**What to work on**
Would you reproduce the whole listing below without altering a single word?

**The input**
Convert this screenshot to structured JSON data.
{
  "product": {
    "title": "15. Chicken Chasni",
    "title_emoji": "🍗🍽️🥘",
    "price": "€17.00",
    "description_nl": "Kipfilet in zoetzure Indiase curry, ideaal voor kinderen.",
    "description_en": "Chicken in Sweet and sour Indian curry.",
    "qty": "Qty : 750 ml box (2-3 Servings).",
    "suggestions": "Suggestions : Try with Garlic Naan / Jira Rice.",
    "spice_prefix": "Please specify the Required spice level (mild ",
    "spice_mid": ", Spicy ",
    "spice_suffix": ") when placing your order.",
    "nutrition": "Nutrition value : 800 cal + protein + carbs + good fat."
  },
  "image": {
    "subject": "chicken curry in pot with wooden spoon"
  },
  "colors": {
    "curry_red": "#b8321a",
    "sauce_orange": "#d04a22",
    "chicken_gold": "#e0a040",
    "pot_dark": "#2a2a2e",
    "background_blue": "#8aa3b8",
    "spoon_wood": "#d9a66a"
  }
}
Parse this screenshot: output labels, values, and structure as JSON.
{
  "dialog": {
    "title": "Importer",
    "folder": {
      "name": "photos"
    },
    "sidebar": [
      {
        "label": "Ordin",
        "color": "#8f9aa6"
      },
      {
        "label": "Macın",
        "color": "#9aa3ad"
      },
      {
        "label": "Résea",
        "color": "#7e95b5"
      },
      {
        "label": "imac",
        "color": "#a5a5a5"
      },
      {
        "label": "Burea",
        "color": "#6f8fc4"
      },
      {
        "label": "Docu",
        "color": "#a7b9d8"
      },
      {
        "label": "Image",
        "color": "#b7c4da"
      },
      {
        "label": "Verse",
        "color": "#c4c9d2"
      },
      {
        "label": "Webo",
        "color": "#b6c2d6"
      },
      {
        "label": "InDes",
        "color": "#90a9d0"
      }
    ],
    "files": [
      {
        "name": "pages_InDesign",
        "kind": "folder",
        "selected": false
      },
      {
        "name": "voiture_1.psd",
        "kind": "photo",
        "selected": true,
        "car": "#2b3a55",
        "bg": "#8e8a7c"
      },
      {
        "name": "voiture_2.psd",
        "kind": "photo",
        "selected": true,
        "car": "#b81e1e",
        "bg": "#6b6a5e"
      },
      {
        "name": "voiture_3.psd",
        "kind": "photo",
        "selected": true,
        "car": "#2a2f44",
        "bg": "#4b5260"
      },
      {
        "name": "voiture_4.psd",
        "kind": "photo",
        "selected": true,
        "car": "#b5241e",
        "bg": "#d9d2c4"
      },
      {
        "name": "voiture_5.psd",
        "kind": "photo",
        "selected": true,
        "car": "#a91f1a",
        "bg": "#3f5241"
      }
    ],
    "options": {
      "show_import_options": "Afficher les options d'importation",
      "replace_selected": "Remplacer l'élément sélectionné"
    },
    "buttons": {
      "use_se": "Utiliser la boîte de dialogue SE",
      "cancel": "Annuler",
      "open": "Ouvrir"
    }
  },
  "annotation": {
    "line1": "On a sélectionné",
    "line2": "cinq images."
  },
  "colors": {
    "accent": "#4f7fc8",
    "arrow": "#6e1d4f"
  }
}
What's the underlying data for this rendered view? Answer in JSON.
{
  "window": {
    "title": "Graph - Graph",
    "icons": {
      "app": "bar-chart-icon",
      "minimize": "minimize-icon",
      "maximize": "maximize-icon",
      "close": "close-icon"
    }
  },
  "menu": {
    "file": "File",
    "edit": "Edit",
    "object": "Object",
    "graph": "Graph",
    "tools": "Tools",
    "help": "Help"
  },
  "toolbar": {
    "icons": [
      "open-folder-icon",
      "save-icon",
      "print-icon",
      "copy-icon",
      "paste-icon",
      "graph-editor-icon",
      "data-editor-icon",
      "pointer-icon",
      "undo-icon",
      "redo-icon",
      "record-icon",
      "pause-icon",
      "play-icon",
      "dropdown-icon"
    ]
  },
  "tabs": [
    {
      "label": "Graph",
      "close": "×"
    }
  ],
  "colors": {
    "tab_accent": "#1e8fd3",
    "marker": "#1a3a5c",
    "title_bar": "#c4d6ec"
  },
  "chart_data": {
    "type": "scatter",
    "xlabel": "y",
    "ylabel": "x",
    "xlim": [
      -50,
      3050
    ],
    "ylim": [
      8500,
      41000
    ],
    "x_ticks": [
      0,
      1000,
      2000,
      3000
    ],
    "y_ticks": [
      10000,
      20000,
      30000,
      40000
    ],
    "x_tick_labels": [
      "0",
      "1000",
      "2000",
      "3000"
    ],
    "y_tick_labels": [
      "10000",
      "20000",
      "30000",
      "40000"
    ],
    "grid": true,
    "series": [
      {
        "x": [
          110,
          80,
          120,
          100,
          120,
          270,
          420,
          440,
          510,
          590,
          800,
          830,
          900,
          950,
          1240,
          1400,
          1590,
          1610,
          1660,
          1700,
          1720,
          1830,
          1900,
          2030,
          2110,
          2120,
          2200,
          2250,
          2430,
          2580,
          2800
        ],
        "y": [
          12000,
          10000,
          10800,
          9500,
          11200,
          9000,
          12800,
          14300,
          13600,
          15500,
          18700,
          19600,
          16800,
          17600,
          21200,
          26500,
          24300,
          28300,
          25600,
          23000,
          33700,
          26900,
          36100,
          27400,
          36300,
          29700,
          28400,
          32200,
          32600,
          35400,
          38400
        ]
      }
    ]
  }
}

**Task output**
Convert this screenshot to structured JSON data.
{
  "product": {
    "title": "15. Chicken Chasni",
    "title_emoji": "🍗🍽️🥘",
    "price": "€17.00",
    "description_nl": "Kipfilet in zoetzure Indiase curry, ideaal voor kinderen.",
    "description_en": "Chicken in Sweet and sour Indian curry.",
    "qty": "Qty : 750 ml box (2-3 Servings).",
    "suggestions": "Suggestions : Try with Garlic Naan / Jira Rice.",
    "spice_prefix": "Please specify the Required spice level (mild ",
    "spice_mid": ", Spicy ",
    "spice_suffix": ") when placing your order.",
    "nutrition": "Nutrition value : 800 cal + protein + carbs + good fat."
  },
  "image": {
    "subject": "chicken curry in pot with wooden spoon"
  },
  "colors": {
    "curry_red": "#b8321a",
    "sauce_orange": "#d04a22",
    "chicken_gold": "#e0a040",
    "pot_dark": "#2a2a2e",
    "background_blue": "#8aa3b8",
    "spoon_wood": "#d9a66a"
  }
}
Parse this screenshot: output labels, values, and structure as JSON.
{
  "dialog": {
    "title": "Importer",
    "folder": {
      "name": "photos"
    },
    "sidebar": [
      {
        "label": "Ordin",
        "color": "#8f9aa6"
      },
      {
        "label": "Macın",
        "color": "#9aa3ad"
      },
      {
        "label": "Résea",
        "color": "#7e95b5"
      },
      {
        "label": "imac",
        "color": "#a5a5a5"
      },
      {
        "label": "Burea",
        "color": "#6f8fc4"
      },
      {
        "label": "Docu",
        "color": "#a7b9d8"
      },
      {
        "label": "Image",
        "color": "#b7c4da"
      },
      {
        "label": "Verse",
        "color": "#c4c9d2"
      },
      {
        "label": "Webo",
        "color": "#b6c2d6"
      },
      {
        "label": "InDes",
        "color": "#90a9d0"
      }
    ],
    "files": [
      {
        "name": "pages_InDesign",
        "kind": "folder",
        "selected": false
      },
      {
        "name": "voiture_1.psd",
        "kind": "photo",
        "selected": true,
        "car": "#2b3a55",
        "bg": "#8e8a7c"
      },
      {
        "name": "voiture_2.psd",
        "kind": "photo",
        "selected": true,
        "car": "#b81e1e",
        "bg": "#6b6a5e"
      },
      {
        "name": "voiture_3.psd",
        "kind": "photo",
        "selected": true,
        "car": "#2a2f44",
        "bg": "#4b5260"
      },
      {
        "name": "voiture_4.psd",
        "kind": "photo",
        "selected": true,
        "car": "#b5241e",
        "bg": "#d9d2c4"
      },
      {
        "name": "voiture_5.psd",
        "kind": "photo",
        "selected": true,
        "car": "#a91f1a",
        "bg": "#3f5241"
      }
    ],
    "options": {
      "show_import_options": "Afficher les options d'importation",
      "replace_selected": "Remplacer l'élément sélectionné"
    },
    "buttons": {
      "use_se": "Utiliser la boîte de dialogue SE",
      "cancel": "Annuler",
      "open": "Ouvrir"
    }
  },
  "annotation": {
    "line1": "On a sélectionné",
    "line2": "cinq images."
  },
  "colors": {
    "accent": "#4f7fc8",
    "arrow": "#6e1d4f"
  }
}
What's the underlying data for this rendered view? Answer in JSON.
{
  "window": {
    "title": "Graph - Graph",
    "icons": {
      "app": "bar-chart-icon",
      "minimize": "minimize-icon",
      "maximize": "maximize-icon",
      "close": "close-icon"
    }
  },
  "menu": {
    "file": "File",
    "edit": "Edit",
    "object": "Object",
    "graph": "Graph",
    "tools": "Tools",
    "help": "Help"
  },
  "toolbar": {
    "icons": [
      "open-folder-icon",
      "save-icon",
      "print-icon",
      "copy-icon",
      "paste-icon",
      "graph-editor-icon",
      "data-editor-icon",
      "pointer-icon",
      "undo-icon",
      "redo-icon",
      "record-icon",
      "pause-icon",
      "play-icon",
      "dropdown-icon"
    ]
  },
  "tabs": [
    {
      "label": "Graph",
      "close": "×"
    }
  ],
  "colors": {
    "tab_accent": "#1e8fd3",
    "marker": "#1a3a5c",
    "title_bar": "#c4d6ec"
  },
  "chart_data": {
    "type": "scatter",
    "xlabel": "y",
    "ylabel": "x",
    "xlim": [
      -50,
      3050
    ],
    "ylim": [
      8500,
      41000
    ],
    "x_ticks": [
      0,
      1000,
      2000,
      3000
    ],
    "y_ticks": [
      10000,
      20000,
      30000,
      40000
    ],
    "x_tick_labels": [
      "0",
      "1000",
      "2000",
      "3000"
    ],
    "y_tick_labels": [
      "10000",
      "20000",
      "30000",
      "40000"
    ],
    "grid": true,
    "series": [
      {
        "x": [
          110,
          80,
          120,
          100,
          120,
          270,
          420,
          440,
          510,
          590,
          800,
          830,
          900,
          950,
          1240,
          1400,
          1590,
          1610,
          1660,
          1700,
          1720,
          1830,
          1900,
          2030,
          2110,
          2120,
          2200,
          2250,
          2430,
          2580,
          2800
        ],
        "y": [
          12000,
          10000,
          10800,
          9500,
          11200,
          9000,
          12800,
          14300,
          13600,
          15500,
          18700,
          19600,
          16800,
          17600,
          21200,
          26500,
          24300,
          28300,
          25600,
          23000,
          33700,
          26900,
          36100,
          27400,
          36300,
          29700,
          28400,
          32200,
          32600,
          35400,
          38400
        ]
      }
    ]
  }
}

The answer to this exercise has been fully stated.